The suggestion that the ABC should levy pay-for-view charges on the TV shows that it records wouldn’t win top grades from the viewpoint of standard economics. To the extent that the marginal cost of supplying an extra copy of a show to a customer is zero the ideal charge for gaining an extra customer is also zero – it should be provided for free with costs being met from the public purse via taxes. It is a standard public goods argument. If it was sought to implement a “viewer pays” policy then the more sensible way of recovering costs would be to levy a fixed charge per year from gaining access to the recorded shows – then the shows are being treated as a club good rather than a pure public good. I do favour a fixed licence charge for gaining access to the ABC but never a per use charge.

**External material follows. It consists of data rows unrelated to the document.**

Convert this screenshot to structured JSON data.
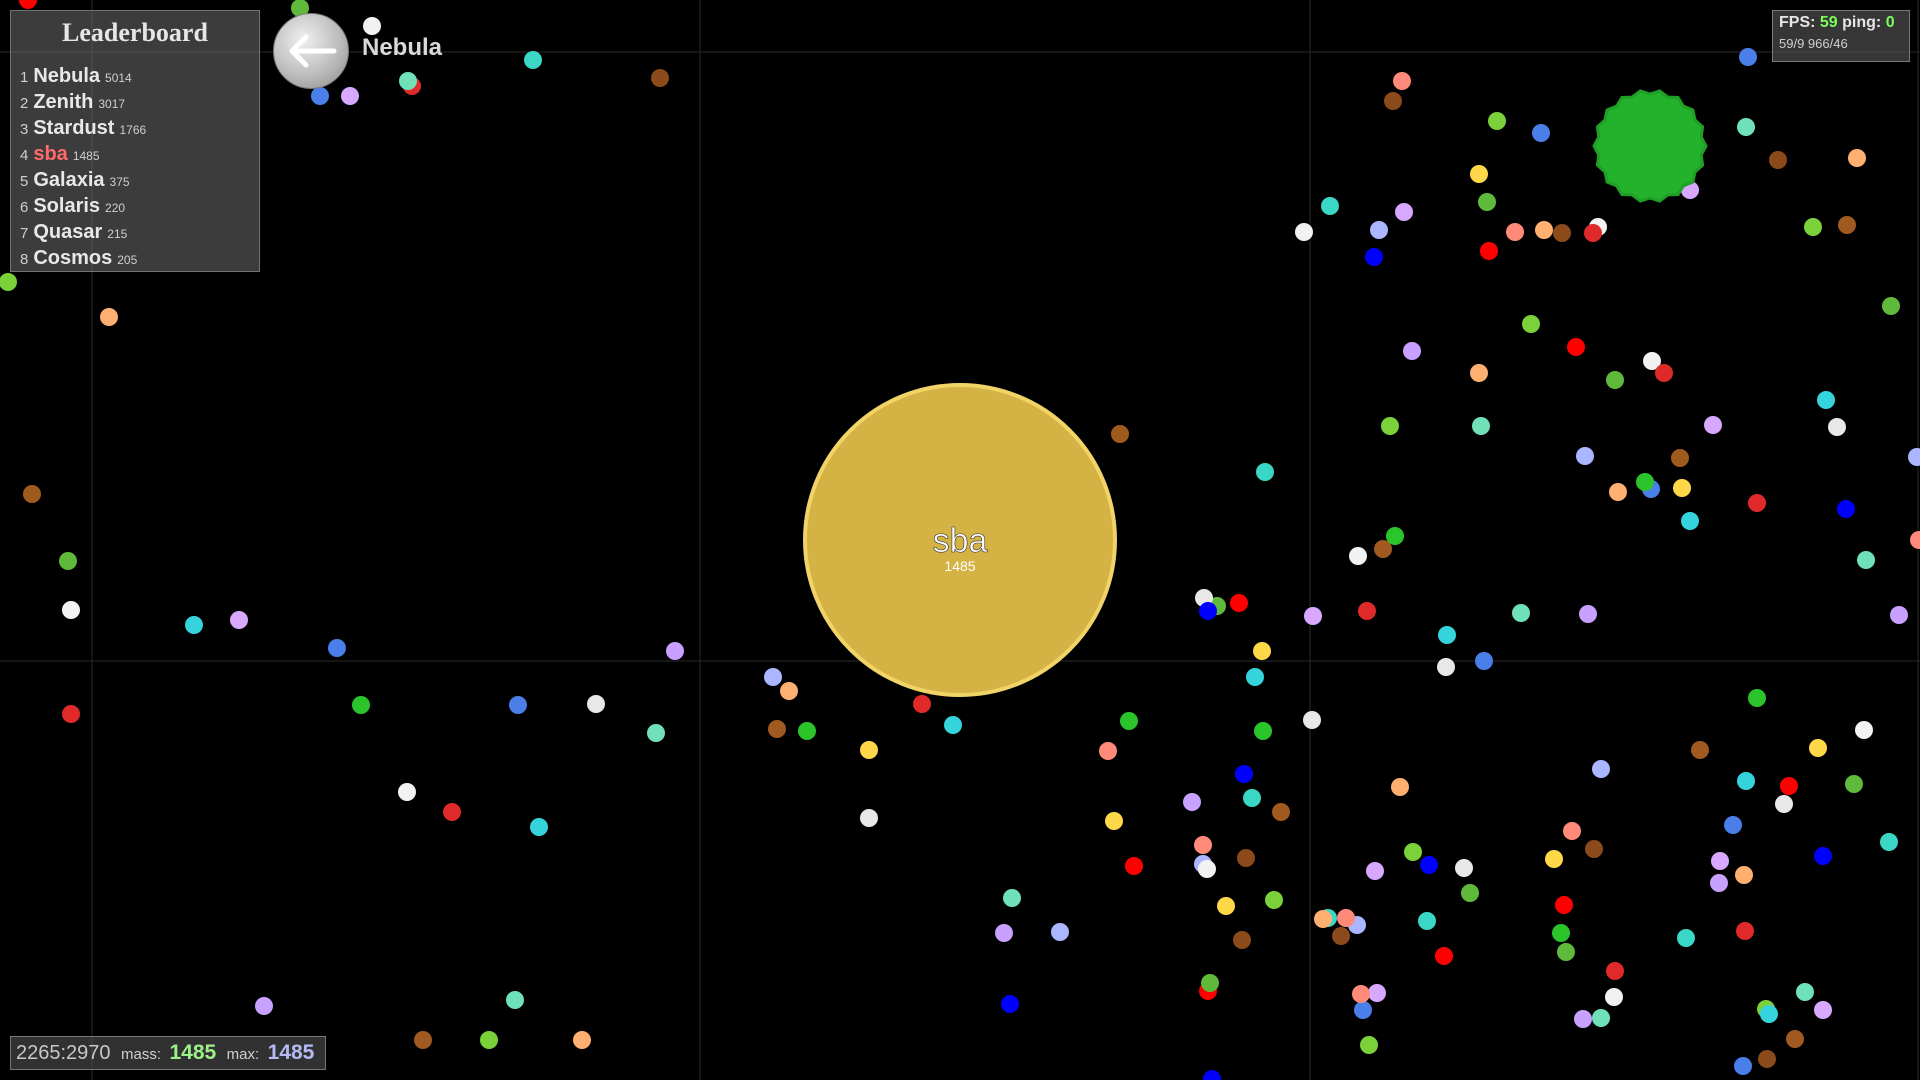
{
  "leaderboard": {
    "title": "Leaderboard",
    "entries": [
      {
        "rank": "1",
        "name": "Nebula",
        "mass": "5014"
      },
      {
        "rank": "2",
        "name": "Zenith",
        "mass": "3017"
      },
      {
        "rank": "3",
        "name": "Stardust",
        "mass": "1766"
      },
      {
        "rank": "4",
        "name": "sba",
        "mass": "1485",
        "is_self": true
      },
      {
        "rank": "5",
        "name": "Galaxia",
        "mass": "375"
      },
      {
        "rank": "6",
        "name": "Solaris",
        "mass": "220"
      },
      {
        "rank": "7",
        "name": "Quasar",
        "mass": "215"
      },
      {
        "rank": "8",
        "name": "Cosmos",
        "mass": "205"
      }
    ]
  },
  "spectate": {
    "name": "Nebula",
    "icon": "back-arrow-icon"
  },
  "stats": {
    "fps_label": "FPS:",
    "fps": "59",
    "ping_label": "ping:",
    "ping": "0",
    "line2": "59/9 966/46"
  },
  "player_cell": {
    "name": "sba",
    "mass": "1485",
    "color": "#d4b244",
    "border_color": "#f1d467"
  },
  "status": {
    "coords": "2265:2970",
    "mass_label": "mass:",
    "mass": "1485",
    "max_label": "max:",
    "max": "1485"
  },
  "virus": {
    "color": "#24b12c"
  },
  "colors": {
    "background": "#000000",
    "grid": "#2a2a2a",
    "accent_self": "#ff6a6a",
    "fps_value": "#7cfc5a",
    "mass_value": "#9df08a",
    "max_value": "#b7b9f5"
  }
}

The idea of charging per view is an instance of right-wing ideology and culture wars fanaticism dominating good economic sense. The same type of nonsense gets recycled periodically over proposals to use the private sector to provide weather/meteorological information. For general weather information the proposal is just as silly as the proposal to charge for individual TV shows.
Is the publicity given to this per view pricing policy yet another expression of the self-interest of The Australian newspaper? Its a major obsession to penalise the ABC presumably because the ABC provides a much better quality news and entertainment service than the trash Murdoch media does. Along with The Australian’s trash promotion of campaigns too limit plain packaging and to deny the reality of climate change the attacks on the ABC have become a repeated theme. The Australian might argue that the ABC gets unfair public funding which disadvantages those private media suppliers who must make a buck. There is some truth to this but The Australian anyway services a different market to the ABC. The Australian services primarily – the right-wing loony market of cretinous IPA/libertarian types. The ABC has a more balanced view of the world.
I’ll wait to see if the wonky economics of Henry Ergas and Judith Sloan can latch onto this one.